By: Katy Kleinginna (Five Beers) –
Closed Circuit deserves two tag lines: “Oh how convenient!” and “Commence eye roll sequence…now!”
“Closed Circuit” is essentially the paranoid, messy response to people’s ingrained fear of government surveillance. The film follows a British lawyer finding himself in the midst of a strange case: defending an accused mastermind of a suicide bombing. The film opens with surveillance film of said bombing, taking place in the middle of a busy London borough and killing over 100 innocent civilians. A team of detectives and lawyers are assigned to unravel the mystery of the bombing and those responsible for it, but a shocking “suicide” of the top lawyer throws a wrench into the mix, forcing our “hero” to take over. Drama ensues when another lawyer assigned to the case had a secret affair with the lead, causing tensions to rise in the court room. It’s a race against the clock when overly paranoid characters who seem smart enough to decode everyone’s motives after an initial meeting, but dumb enough to get roped into horribly scripted scenarios, have to find the answers necessary to unlock a confusingly complicated mystery.
The intent of the director was to encourage people to question the motive of government surveillance and how poorly managed the system is. Viewers leave the cinema with a running list of questions surrounding how deep governments are entwined within civilians lives, but the presentation of the film leaves viewers more paranoid than curious. The toast for the film is a double-edged sword, mostly because the intent falls short instead of finishing strong.
Tied in with the poor execution of the plot is the directors lack of direction over his cast.

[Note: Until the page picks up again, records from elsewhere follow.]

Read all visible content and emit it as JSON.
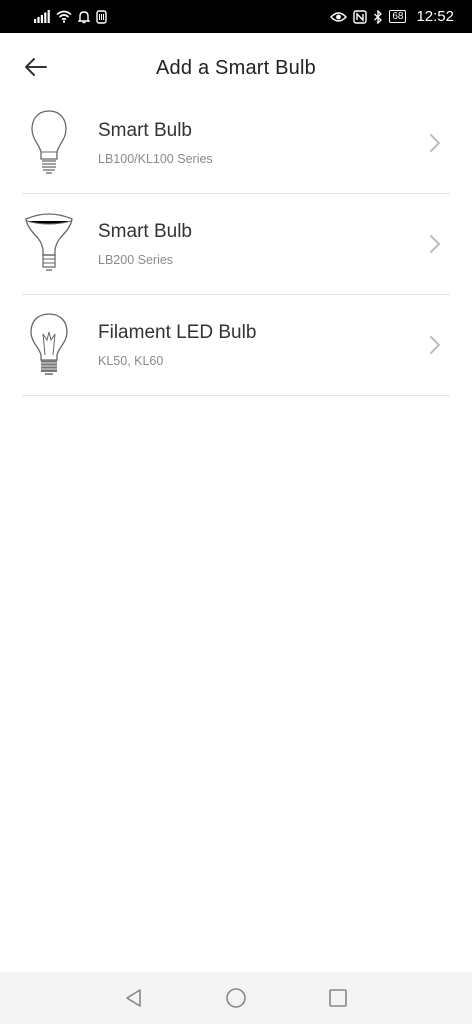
{
  "status_bar": {
    "time": "12:52",
    "battery": "68",
    "icons": [
      "signal-icon",
      "wifi-icon",
      "bell-icon",
      "sim-icon",
      "eye-icon",
      "nfc-icon",
      "bluetooth-icon"
    ]
  },
  "header": {
    "title": "Add a Smart Bulb",
    "back_icon": "arrow-left-icon"
  },
  "items": [
    {
      "title": "Smart Bulb",
      "subtitle": "LB100/KL100 Series",
      "icon": "a19-bulb-icon"
    },
    {
      "title": "Smart Bulb",
      "subtitle": "LB200 Series",
      "icon": "br30-bulb-icon"
    },
    {
      "title": "Filament LED Bulb",
      "subtitle": "KL50, KL60",
      "icon": "filament-bulb-icon"
    }
  ],
  "nav_bar": {
    "icons": [
      "back-triangle-icon",
      "home-circle-icon",
      "recents-square-icon"
    ]
  },
  "colors": {
    "status_bar_bg": "#000000",
    "divider": "#e6e6e6",
    "title_text": "#222222",
    "subtitle_text": "#8a8a8a",
    "nav_bg": "#f4f4f4"
  }
}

Using half art haus shots and half awkwardly placed action shots, the director loses focus and produces what ends up being a cheaper, sillier version of a James Bond flick. The artsy shots often include the camera placed directly above or on the profile the character to add drama, and not relying on chemistry of characters and dialogue to support the scene. The action shots are almost as cliché as the romance-y, arts-y shots. Establishing shots last far too long and generally include characters staring at each other blankly with forced anger. This pitfall may be the fault of the actors and not the director and editing team, but it seems the director was laissez-faire through much of the film. The poor editing and mixing of scenes leaves audience members trying to piece together the plot rather than focusing on the matters introduced in the film.
Aside from the amateur edits, dialogue and direction, the music placement is…well, it’s just bad. The overly dramatic music causes a build up of excitement, but due to the sloppy mix of the film, always seems to fall flat. The drama of the characters and volume of the music sync up so succinctly that viewers are left wondering if they’re watching a crime thriller or a British spin-off of Young and Restless.
The success of romantic films, or at the very least romantic scenes, rely on the chemistry between characters. The only chemistry between characters in this film is their ability to stay synchronized in their bipolar flips between ripping each other’s clothes off with their eyes and their violent hatred towards one another. The romantic flashback (in which both characters experience simultaneously…how cute. Barf!) is reminiscent of an old perfume commercial, right down to the soft piano and sensual touches. Even though the chemistry leaves much to the imagination, at least the characters are equally gorgeous!
You’re pretty, I’m pretty, Let’s just be pretty together
Our “hero” hates journalists and finds them tacky, but then he loves and admires them, but then he hates them again, but then he’s neutral to their power. If you appreciate an indecisive lead with a God complex and inability to find his “moral compass”, feel free to watch this film. He chastises a journalist for pursuing the facts, but finds it acceptable to lie under oath, bribe a witness, and cheat his way into discovering “state secrets.” Anti-heroes work in certain films if there are any sort of likable personality characteristics, but there is absolutely nothing interesting or enticing about our lead.
I’m important! Trust me, I have a boat.
The film is sloppy, confusing and poorly edited, but leaves viewers with a few questions about government influence. The message is lost in the drama and hokey dialogue, but keep in mind there IS a message laced somewhere within the film.
Take a Drink: “I’m angry so I’m just going to stare at you”
Take a Drink: when you laugh at how poorly placed the music is
Drink a Shot: white lady tries to decode foreign language
Drink a Shot: when you realize how similarly the “bad guy” looks to Shia Labouef
Drink a Shot: when you roll your eyes (I’d say a shot, but it happens far too often)